Birch bark can be thick, and will really slow the drying time. If left too long in a warm, humid atmosphere, it will start to spalt quickly. You can prevent this somewhat by cutting shorter logs or poking some holes into the bark. Be sure to leave air flow between the logs. Use little sticks for spacers. Some people like spalt, some don’t. I would assume that since you are going to put them on a wall, you probably don’t want the spalt, and would prefer clear, unblemished wood.
As the wood dries, it loses moisture, shrinks, and separates from the bark because the bark does not shrink, no matter what kind of wood it is. Depending upon the type of wood, how much sap and moisture was in the wood when it was cut, and what time of year the tree was cut, the log may check and crack while drying. Each log is different.
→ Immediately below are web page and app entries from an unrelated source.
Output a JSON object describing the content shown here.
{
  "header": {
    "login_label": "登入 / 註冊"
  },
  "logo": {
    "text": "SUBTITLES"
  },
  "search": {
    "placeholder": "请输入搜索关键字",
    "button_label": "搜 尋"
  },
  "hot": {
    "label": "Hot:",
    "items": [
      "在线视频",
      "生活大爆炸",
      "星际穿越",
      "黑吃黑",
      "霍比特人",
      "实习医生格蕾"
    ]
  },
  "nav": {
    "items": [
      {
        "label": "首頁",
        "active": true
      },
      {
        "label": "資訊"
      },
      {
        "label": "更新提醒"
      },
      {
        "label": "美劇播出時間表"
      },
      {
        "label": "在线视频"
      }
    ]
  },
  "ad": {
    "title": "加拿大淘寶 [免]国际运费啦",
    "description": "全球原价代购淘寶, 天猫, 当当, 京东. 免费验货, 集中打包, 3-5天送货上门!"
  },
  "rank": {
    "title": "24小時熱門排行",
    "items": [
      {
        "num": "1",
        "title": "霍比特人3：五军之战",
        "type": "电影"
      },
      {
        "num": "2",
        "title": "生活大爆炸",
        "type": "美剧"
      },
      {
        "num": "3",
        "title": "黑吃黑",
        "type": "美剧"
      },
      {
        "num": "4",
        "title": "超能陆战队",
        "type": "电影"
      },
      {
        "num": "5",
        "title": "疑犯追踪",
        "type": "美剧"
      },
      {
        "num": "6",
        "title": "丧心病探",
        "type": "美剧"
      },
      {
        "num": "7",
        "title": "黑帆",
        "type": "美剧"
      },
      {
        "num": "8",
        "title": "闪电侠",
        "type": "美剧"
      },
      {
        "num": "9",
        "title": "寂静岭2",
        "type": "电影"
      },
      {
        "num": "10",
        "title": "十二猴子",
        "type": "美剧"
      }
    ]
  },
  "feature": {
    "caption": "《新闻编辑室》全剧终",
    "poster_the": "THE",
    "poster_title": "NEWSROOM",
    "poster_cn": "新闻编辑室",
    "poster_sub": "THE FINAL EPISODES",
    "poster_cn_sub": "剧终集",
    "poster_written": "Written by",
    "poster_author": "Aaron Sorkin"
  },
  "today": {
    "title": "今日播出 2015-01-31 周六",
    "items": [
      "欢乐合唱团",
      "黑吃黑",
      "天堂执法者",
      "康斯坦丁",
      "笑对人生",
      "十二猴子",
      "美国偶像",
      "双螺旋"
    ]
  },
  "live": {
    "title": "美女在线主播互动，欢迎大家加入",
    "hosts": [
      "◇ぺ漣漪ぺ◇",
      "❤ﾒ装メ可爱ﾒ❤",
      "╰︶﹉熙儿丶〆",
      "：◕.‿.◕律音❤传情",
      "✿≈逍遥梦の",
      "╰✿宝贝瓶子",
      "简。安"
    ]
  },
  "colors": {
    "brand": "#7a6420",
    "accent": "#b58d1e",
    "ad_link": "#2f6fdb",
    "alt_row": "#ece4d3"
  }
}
When I want to have a perfect birch log slice, say about 6” diameter, I will only let it “dry” for a few weeks, if that. It works out best for me to cut them green (wet), and then soak them in Pentacryl. Pentacryl is a non-toxic solution produced by Preservation Solutions that replaces the water in the wood, and helps keep the wood cells from shrinking. I have been using it for years, and it works particularly well on birch. It may slightly discolor the bark, but not really noticeable. It also has a slight odor, but that dissipates quickly after dried. They also have a “Wood Juice” product made for dry wood. Go to their website and read more about it. preservation-solutions.com/wood-treatment-products
After the slices have been thoroughly coated or soaked with Pentacryl, then allow the wood to dry. Drying time will depend on the thickness of the slice. Keep the slices separated. Use an old grate or oven rack or something to stand them up so they don’t touch while drying. You can use a fan to speed it up. After the Pentacryl has dried, you can coat them with a varnish or anything you like.
If you don’t want to use Pentacryl, and coat them with a varnish instead, any oil based varnish would work, but coat both sides of the slice. If you only coat one side, humidity is drawn in from the other side if not sealed and may warp the slice if it is thin. Indoor applications can be coated with a water-based varnish, but the wood must be dry or the moisture in the wood might turn the coating white, or cloudy.
Or just go the easy route. Let the slices do what they do, crack, or whatever, like a pile of firewood, glue to your wall, tack or nail if necessary, and varnish the whole wall later. This looks great on walls next to an electric fireplace to make it look more real.